- Bonds would get you almost $3 for your $1. Ibbotson Associates has the 20-year Treasury note historically returning 2.4% after inflation. To make a fair comparison, I juiced that up to 3.5%, assuming some higher-yielding non-Treasury bonds were thrown into the mix.
- Stocks would double bonds' performance and turn your $1 into almost $6.
The stock domination is even greater if you extend the time period to 60 years:
So, that $1 turns into just $0.17 if you do nothing, but almost $33 if you buy stocks.
To revisit the car example we used before, recall that a million dollars today could buy 31 cars. If you did nothing, after 60 years that would be about five cars. If that money were in stocks, you could buy over 1,000 new cars!
OK, I think you get the idea. Historically, U.S. stocks have done very, very well. But maybe you're like Mark McGwire, and you're not here to talk about the past. After all, no one can predict the future, so why should we expect that stocks will beat all these other instruments as they have in the past?
Here's the argument that convinces me.
Take a second and think of the most capable, driven person you can think of. Wouldn't you love to profit off of their work?
How about Howard Schultz's work? Or Warren Buffett's? Or Jeff Bezos'? Or Mark Zuckerberg's?
That's what buying stock in a company is. While you're at home barbecuing with your family and friends, these obsessive geniuses are focused on making their businesses bigger, faster, and stronger. Buying stock in their companies allows you to go about your day and benefit.
So, if you buy a broad basket of American stocks, you're basically buying a stake in American ingenuity. Buying the S&P 500 gives you exposure to the success of Schultz, Buffett, Bezos, and Zuckerberg -- along with the legacies of Steve Jobs, Sam Walton, and Henry Ford. That's referencing just seven of the 500 companies.
And if you expand to a broad basket of stocks from around the world, you're buying a stake in humanity's progress.
Is that really true? Well, yeah, it is. The primary reason the value of stocks has beaten inflation over time is that we've grown more productive as a society. Humanity has progressed from a one-job society in which we spent each day fighting for survival to being prosperous enough to support the job title of "life coach."
The innovators are making money off of all this progress. Cash ignores this progress. Bonds let you lend money to these folks. Stocks let you profit right alongside them.
The ideal mix of stocks, bonds, and cash in the core of your portfolio will depend on your life situation and your emotional characteristics.
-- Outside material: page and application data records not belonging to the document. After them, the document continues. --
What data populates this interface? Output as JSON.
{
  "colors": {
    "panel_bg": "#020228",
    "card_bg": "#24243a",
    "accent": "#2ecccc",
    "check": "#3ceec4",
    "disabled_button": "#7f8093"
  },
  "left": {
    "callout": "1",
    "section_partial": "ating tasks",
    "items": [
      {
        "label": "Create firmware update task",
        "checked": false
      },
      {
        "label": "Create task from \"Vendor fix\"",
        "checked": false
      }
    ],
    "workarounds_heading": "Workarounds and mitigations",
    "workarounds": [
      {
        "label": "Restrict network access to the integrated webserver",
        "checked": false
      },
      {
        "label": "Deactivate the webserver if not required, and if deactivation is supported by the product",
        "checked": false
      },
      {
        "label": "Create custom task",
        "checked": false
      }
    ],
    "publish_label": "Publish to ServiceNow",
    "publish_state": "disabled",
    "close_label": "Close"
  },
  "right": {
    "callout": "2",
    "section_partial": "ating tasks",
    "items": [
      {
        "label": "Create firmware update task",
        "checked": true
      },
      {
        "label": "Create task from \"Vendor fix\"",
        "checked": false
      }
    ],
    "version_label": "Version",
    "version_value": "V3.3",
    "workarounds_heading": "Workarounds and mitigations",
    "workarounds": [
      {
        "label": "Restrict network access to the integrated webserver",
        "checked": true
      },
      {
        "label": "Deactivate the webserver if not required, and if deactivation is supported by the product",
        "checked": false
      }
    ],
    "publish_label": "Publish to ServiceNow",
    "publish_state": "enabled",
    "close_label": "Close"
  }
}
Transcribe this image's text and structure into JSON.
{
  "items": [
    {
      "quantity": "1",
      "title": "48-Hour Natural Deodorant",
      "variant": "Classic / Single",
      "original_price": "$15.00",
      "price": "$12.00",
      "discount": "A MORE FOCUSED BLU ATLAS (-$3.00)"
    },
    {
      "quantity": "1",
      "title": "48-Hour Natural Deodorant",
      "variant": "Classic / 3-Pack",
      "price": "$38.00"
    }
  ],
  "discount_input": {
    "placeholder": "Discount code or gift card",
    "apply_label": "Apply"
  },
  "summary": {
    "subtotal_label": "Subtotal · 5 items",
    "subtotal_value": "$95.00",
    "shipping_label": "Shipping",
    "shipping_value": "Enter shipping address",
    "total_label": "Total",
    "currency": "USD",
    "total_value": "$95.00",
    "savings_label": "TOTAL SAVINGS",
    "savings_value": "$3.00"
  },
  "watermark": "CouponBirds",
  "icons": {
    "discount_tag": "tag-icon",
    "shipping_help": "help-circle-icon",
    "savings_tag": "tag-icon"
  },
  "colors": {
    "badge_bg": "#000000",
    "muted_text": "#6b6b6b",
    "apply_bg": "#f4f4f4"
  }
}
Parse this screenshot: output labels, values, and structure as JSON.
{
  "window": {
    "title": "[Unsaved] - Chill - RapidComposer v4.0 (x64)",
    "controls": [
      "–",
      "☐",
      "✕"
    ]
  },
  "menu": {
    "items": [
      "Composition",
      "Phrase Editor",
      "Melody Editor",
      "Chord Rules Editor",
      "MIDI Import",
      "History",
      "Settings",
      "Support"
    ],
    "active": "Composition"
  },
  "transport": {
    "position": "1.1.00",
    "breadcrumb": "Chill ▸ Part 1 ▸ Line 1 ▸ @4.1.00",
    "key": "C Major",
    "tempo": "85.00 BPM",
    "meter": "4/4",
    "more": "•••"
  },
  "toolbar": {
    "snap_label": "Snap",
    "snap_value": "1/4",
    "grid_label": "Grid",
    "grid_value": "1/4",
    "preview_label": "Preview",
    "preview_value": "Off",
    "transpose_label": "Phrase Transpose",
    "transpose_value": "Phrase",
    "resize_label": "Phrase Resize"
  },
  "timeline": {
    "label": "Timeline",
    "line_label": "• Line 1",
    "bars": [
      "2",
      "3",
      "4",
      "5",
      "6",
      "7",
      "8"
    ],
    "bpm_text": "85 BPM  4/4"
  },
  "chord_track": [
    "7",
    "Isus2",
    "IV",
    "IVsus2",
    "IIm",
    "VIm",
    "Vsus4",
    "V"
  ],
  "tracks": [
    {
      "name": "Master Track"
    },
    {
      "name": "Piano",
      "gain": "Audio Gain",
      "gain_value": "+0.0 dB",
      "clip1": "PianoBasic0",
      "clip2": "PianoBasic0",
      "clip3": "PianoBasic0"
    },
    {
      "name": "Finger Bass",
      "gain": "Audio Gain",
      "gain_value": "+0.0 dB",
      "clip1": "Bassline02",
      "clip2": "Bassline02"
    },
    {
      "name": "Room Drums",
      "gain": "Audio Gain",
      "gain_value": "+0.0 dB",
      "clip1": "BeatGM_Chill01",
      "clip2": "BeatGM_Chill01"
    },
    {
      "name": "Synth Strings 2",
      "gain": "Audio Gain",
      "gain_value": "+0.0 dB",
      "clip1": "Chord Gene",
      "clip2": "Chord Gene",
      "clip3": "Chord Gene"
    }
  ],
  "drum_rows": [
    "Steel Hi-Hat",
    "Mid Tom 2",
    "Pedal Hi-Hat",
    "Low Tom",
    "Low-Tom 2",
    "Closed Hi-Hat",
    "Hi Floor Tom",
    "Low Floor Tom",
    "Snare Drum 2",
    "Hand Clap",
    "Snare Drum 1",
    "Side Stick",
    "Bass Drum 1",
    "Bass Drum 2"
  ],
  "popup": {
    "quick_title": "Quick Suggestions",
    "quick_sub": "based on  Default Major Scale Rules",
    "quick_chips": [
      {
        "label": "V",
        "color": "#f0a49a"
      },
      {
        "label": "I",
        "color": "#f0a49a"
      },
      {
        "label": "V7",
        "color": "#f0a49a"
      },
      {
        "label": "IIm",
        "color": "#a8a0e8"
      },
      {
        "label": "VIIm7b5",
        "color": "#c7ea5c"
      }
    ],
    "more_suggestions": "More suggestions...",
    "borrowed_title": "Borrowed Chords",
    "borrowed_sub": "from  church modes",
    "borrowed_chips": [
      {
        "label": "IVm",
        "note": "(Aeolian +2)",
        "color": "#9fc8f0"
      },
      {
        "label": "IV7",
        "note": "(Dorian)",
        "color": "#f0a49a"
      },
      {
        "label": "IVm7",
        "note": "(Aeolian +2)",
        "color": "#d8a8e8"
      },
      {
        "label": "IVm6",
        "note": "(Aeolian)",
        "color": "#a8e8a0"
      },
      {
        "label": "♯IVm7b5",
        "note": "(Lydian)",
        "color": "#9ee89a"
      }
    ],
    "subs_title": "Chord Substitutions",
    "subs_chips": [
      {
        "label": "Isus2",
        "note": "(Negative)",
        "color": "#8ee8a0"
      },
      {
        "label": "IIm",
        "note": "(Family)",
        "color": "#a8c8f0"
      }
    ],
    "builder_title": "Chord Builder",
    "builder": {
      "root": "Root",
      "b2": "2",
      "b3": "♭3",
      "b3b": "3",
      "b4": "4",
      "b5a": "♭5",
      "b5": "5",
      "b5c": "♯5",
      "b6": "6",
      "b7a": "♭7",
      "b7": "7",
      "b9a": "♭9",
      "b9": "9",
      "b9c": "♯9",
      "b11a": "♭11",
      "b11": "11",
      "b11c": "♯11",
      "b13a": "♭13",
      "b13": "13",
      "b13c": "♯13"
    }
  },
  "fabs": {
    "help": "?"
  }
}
That said, if you plan on being around for more than, say, five years, stocks should be part of your portfolio -- and probably a bigger part than you think. Otherwise, you're basically betting against humanity.
Good luck collecting on that bet if you're right.
As for me (and hopefully my friend), I plan to continue regularly adding to my stock market holdings over time and remain heavily invested in the stock market through good times and bad. It's my best bet against inflation, no matter when I decide to retire.
Anand Chokkavelu, CFA, owns shares of Apple, Ford, and Berkshire Hathaway. If you're wondering, the stock market portion of his portfolio consists of a mix of index funds, a few carefully chosen mutual funds, and his own individual stock picks. The Motley Fool recommends Amazon.com, Apple, Berkshire Hathaway, Facebook, Ford, and Starbucks. The Motley Fool owns shares of Amazon.com, Apple, Berkshire Hathaway, Facebook, Ford, and Starbucks.